Standing on Both Feet: Voices of Older Mixed Race Americans, by Cathy Tashiro

Events

  • Saturday August 30, 2014, 2:00pm
    Presentation/discussion at the Tacoma Art Museum

    What is this thing called race? And how about mixed race? We often hear race is passé and we live in a post-racial America. More and more young people say race doesn’t matter, and even “biracial” can seem old-school with the increasingly complicated ancestries of today’s youth in some communities. But does the past inform the present? Join retired UWT professor Cathy J. Tashiro, author of “Standing on Both Feet: Voices of Older Mixed Race Americans,” for a safe and friendly discussion of how the stories of older people of mixed race in her book shed light on the meaning of race and mixed race today.

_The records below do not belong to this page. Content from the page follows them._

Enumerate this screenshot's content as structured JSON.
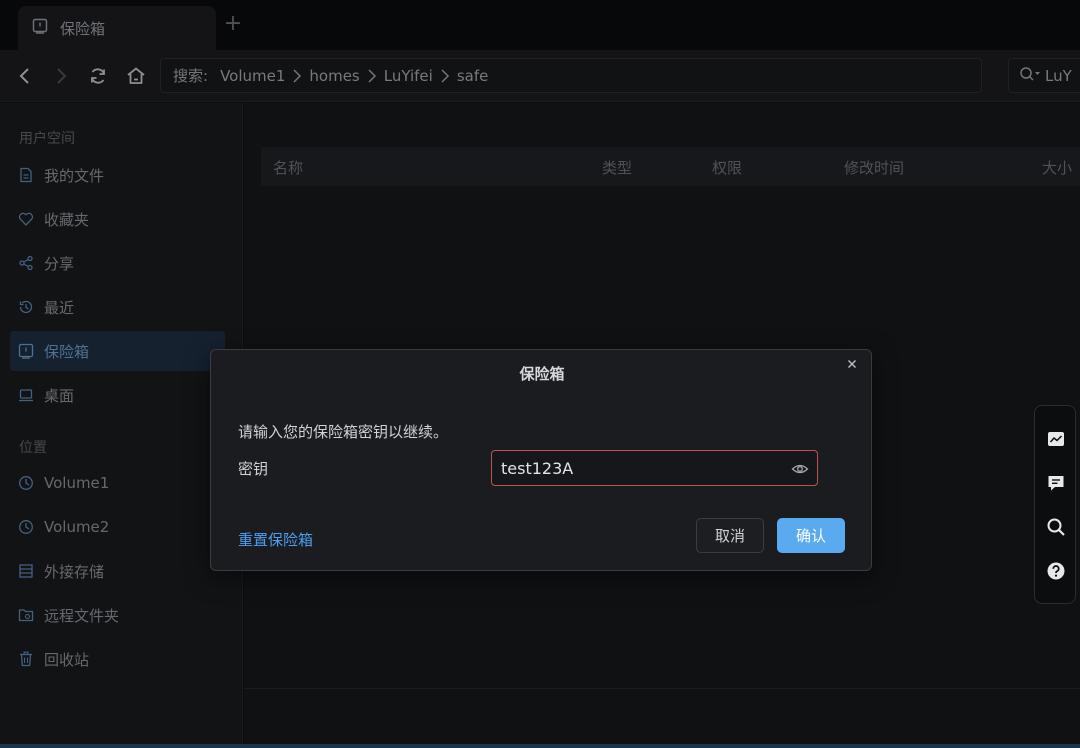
{
  "tab": {
    "title": "保险箱",
    "icon": "safe-icon",
    "add_icon": "+"
  },
  "toolbar": {
    "search_prefix": "搜索:",
    "breadcrumbs": [
      "Volume1",
      "homes",
      "LuYifei",
      "safe"
    ],
    "search_value": "LuY"
  },
  "sidebar": {
    "section_user": "用户空间",
    "user_items": [
      {
        "label": "我的文件",
        "icon": "document-icon"
      },
      {
        "label": "收藏夹",
        "icon": "heart-icon"
      },
      {
        "label": "分享",
        "icon": "share-icon"
      },
      {
        "label": "最近",
        "icon": "history-icon"
      },
      {
        "label": "保险箱",
        "icon": "safe-icon",
        "active": true
      },
      {
        "label": "桌面",
        "icon": "desktop-icon"
      }
    ],
    "section_location": "位置",
    "location_items": [
      {
        "label": "Volume1",
        "icon": "volume-icon"
      },
      {
        "label": "Volume2",
        "icon": "volume-icon"
      },
      {
        "label": "外接存储",
        "icon": "storage-icon"
      },
      {
        "label": "远程文件夹",
        "icon": "remote-folder-icon"
      },
      {
        "label": "回收站",
        "icon": "trash-icon"
      }
    ]
  },
  "table": {
    "columns": [
      "名称",
      "类型",
      "权限",
      "修改时间",
      "大小"
    ]
  },
  "dialog": {
    "title": "保险箱",
    "message": "请输入您的保险箱密钥以继续。",
    "field_label": "密钥",
    "field_value": "test123A",
    "reset_link": "重置保险箱",
    "cancel_label": "取消",
    "confirm_label": "确认"
  },
  "colors": {
    "accent": "#5aaaf0",
    "link": "#4d9ef0",
    "error_border": "#c0524f",
    "active_nav_bg": "#1e2f42"
  }
}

    Tacoma Art Museum, 1701 Pacific Avenue, Tacoma, WA 98402
    Tickets $15 ($10 for member, $5 for student).

Media

Cathy was interviewed by Nurse.com in February 2014. Read the full article here!


Cathy appeared on the program New Day Northwest on June 11, 2013. Watch below!


Cathy spoke to the International Examiner about the book and her own personal experience as a mixed-race American.

From the International Examiner

Q&A: Cathy Tashiro on Mixed Race Before the Concept of Mixed-Race Identity Existed

Cathy Tashiro, an associate professor emerita at the Tacoma-campus nursing program at the University of Washington, has released a much-needed academic reflection, “Standing on Both Feet: Voices of Older Mixed Race Americans,” that explores questions of identity for older mixed-race Americans. She examines the experiences of African-American/white and Asian-American/white adults, whose lives have been deeply affected by social change in the last 50 years.

When the parents of the mixed-race individuals in Tashiro’s study got together, interracial marriage was prohibited in many states, with anti-miscegenation laws on the books until 1967. This meant that their families experienced severe difficulties with housing, employment, harassment, and other discrimination.

Click here to see the entire interview